The time has come again in human history to strip all the bells and whistles we have adorned on God, and restore him to a common denominator God, acceptable to all of humanity. If not, we have multiple sovereign versions of Gods.
Ignorance can reach to a point where we put our God on the ground to fight with other’s God – like cock fights. General Boykin in Bush administration had declared, “I knew my God was bigger than his.” The radicals in Malaysia are fighting to own and enslave God; they are battling with Sikhs and Christians from using the word Allah to refer to God.
I have a theory for these men; let’s assume there is a customized God for everyone, and like men, God’s also have the need to prove who is superior and start slaughtering each other, and at the end, the powerful one would have killed them all and become the All-mighty God with unparalleled power. This is ridiculous and hope makes the point.
As the saying goes, God has created us in his own image, I would say, we have created God in our own image and because it is a human definition, it is a fallible God creating irresponsible attitudes among us to fight with each other.
I loved the piece by author Diana Butler Bass, and add that God has not signed a deal with Christians, Jews, Muslims, Hindus, Sikhs or others behind the back of Atheists, Pagans, Wicca, Native Americans, Jains, Shinto or Zoroastrians. He does not treat anyone above others, and if he were, who wants a God like that?
In the near future, religion would be defined as an instrument that would help an individual find his own peace and peace with others, and any religion would serve the same purpose then.
We are gradually heading towards a common God, a hands-off creator that is acceptable to most people including our Atheist friends, an inclusive God that is just and loves us all. We are endowed with complete freedom to mess our life or make it a heaven for us and others around us.

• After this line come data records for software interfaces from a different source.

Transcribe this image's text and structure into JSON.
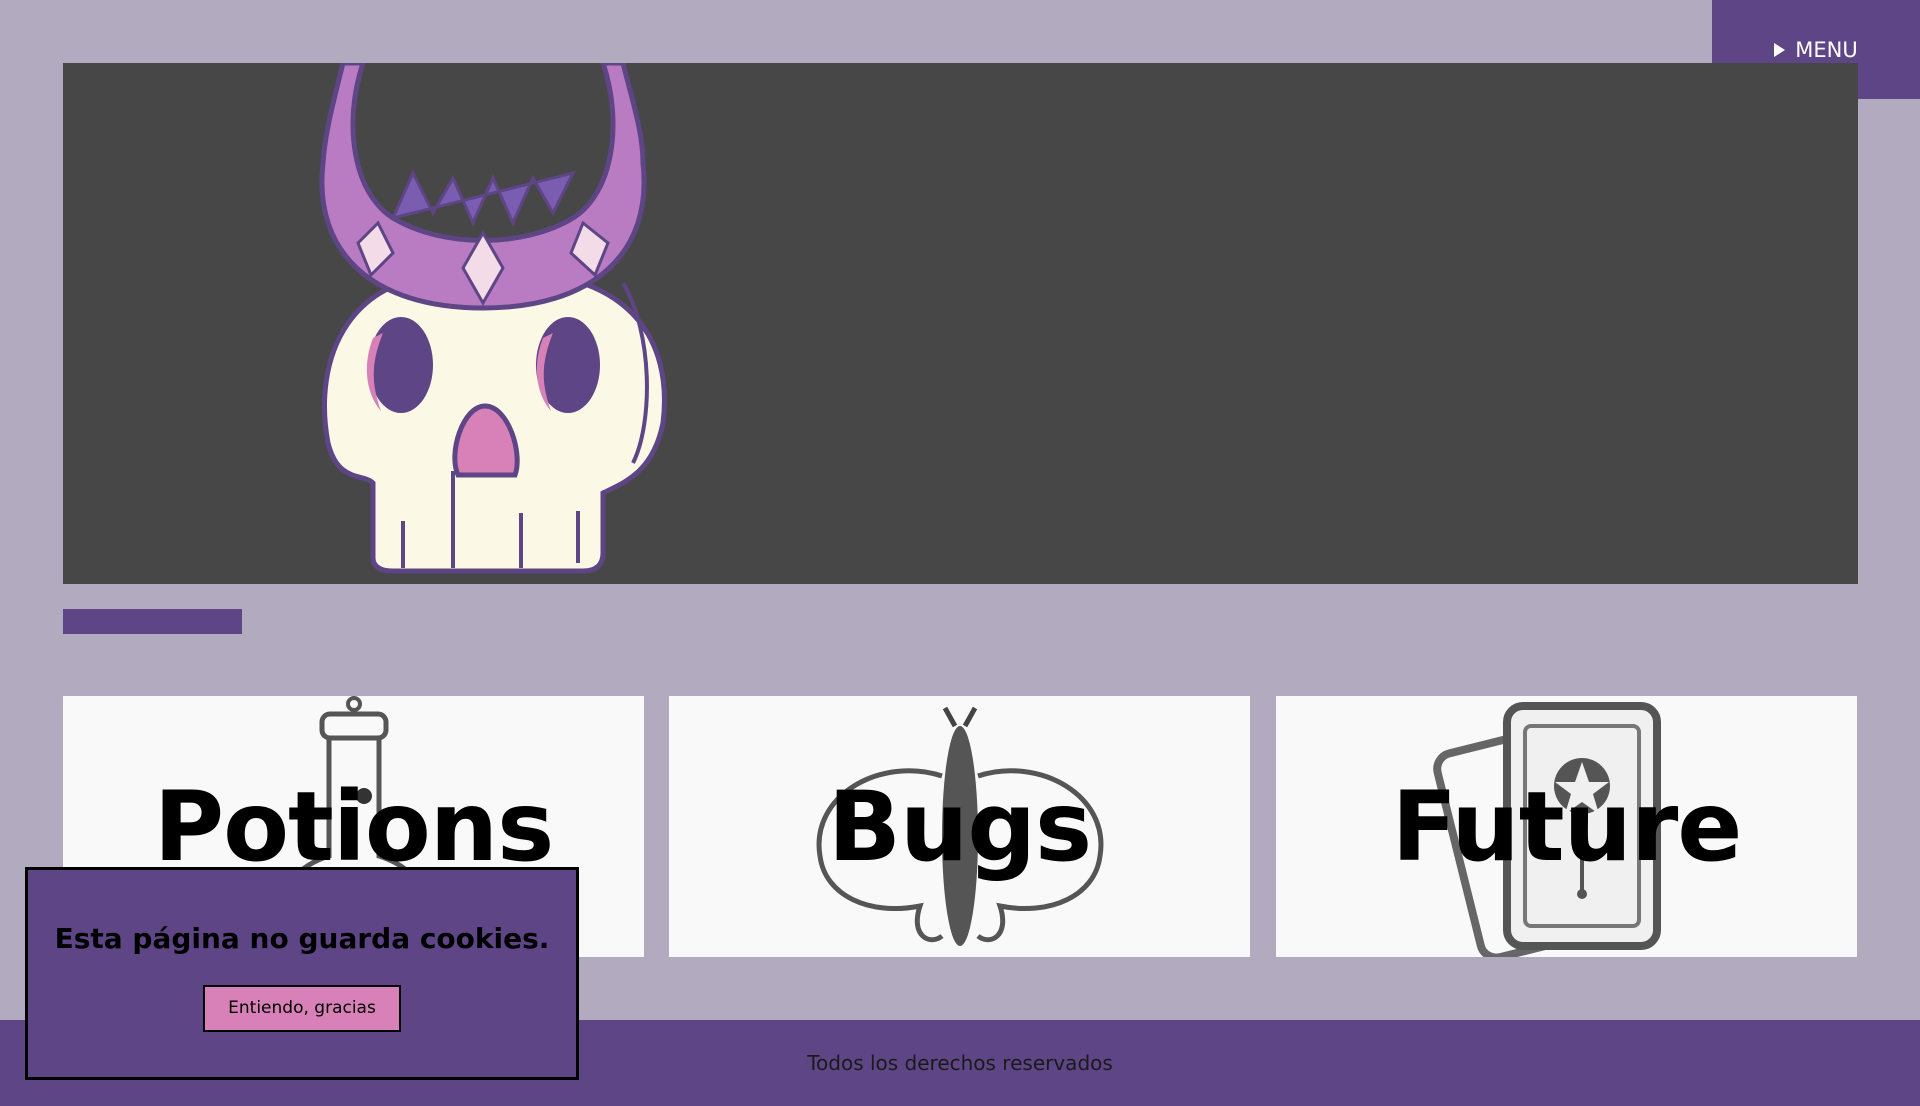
{
  "menu": {
    "label": "MENU",
    "icon": "play-triangle-icon"
  },
  "hero": {
    "image": "crowned-skull-illustration"
  },
  "cards": [
    {
      "title": "Potions",
      "icon": "potion-bottle-icon"
    },
    {
      "title": "Bugs",
      "icon": "moth-icon"
    },
    {
      "title": "Future",
      "icon": "tarot-cards-icon"
    }
  ],
  "cookie_banner": {
    "message": "Esta página no guarda cookies.",
    "button_label": "Entiendo, gracias"
  },
  "footer": {
    "text": "Todos los derechos reservados"
  },
  "colors": {
    "background": "#b2abbf",
    "accent": "#5e4585",
    "hero_bg": "#474747",
    "button_pink": "#d881b9"
  }
}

What does God want? Like a mother who wants her kids to do well, a teacher who wants his students to make A’s, a chef who wants all his patrons to enjoy the food he cooks, God wants all of us to live in harmony and cohesively. Our freedom and need to feel secure makes us violate the common good and resort to my good, and every now and then someone among us rises and gives us guidance towards living cohesively, and that guidance is called religion. Indeed, we are creating a more inclusive God for us, and it is a good thing.
To read other the view of other panelists, please visit Dallas Morning News at - http://dallasmorningviewsblog.dallasnews.com/2014/02/texas-faith-is-president-obama-part-of-reinventing-american-civil-religion-god-and-the-public-square.html/#more-34030
Mike Ghouse is a speaker, thinker and a writer on pluralism, politics, peace, Islam, Israel, India, interfaith, and cohesion at work place. He is committed to building a Cohesive America and offers pluralistic solutions on issues of the day at www.TheGhousediary.com. He believes in Standing up for others and a book with the same title is coming up. Mike has a strong presence on national and local TV, Radio and Print Media. He is a frequent guest on Sean Hannity show on Fox TV, and a commentator on national radio networks, he contributes weekly to the Texas Faith Column at Dallas Morning News; fortnightly at Huffington post; and several other periodicals across the world. His personal site www.MikeGhouse.net indexes all his work through many links.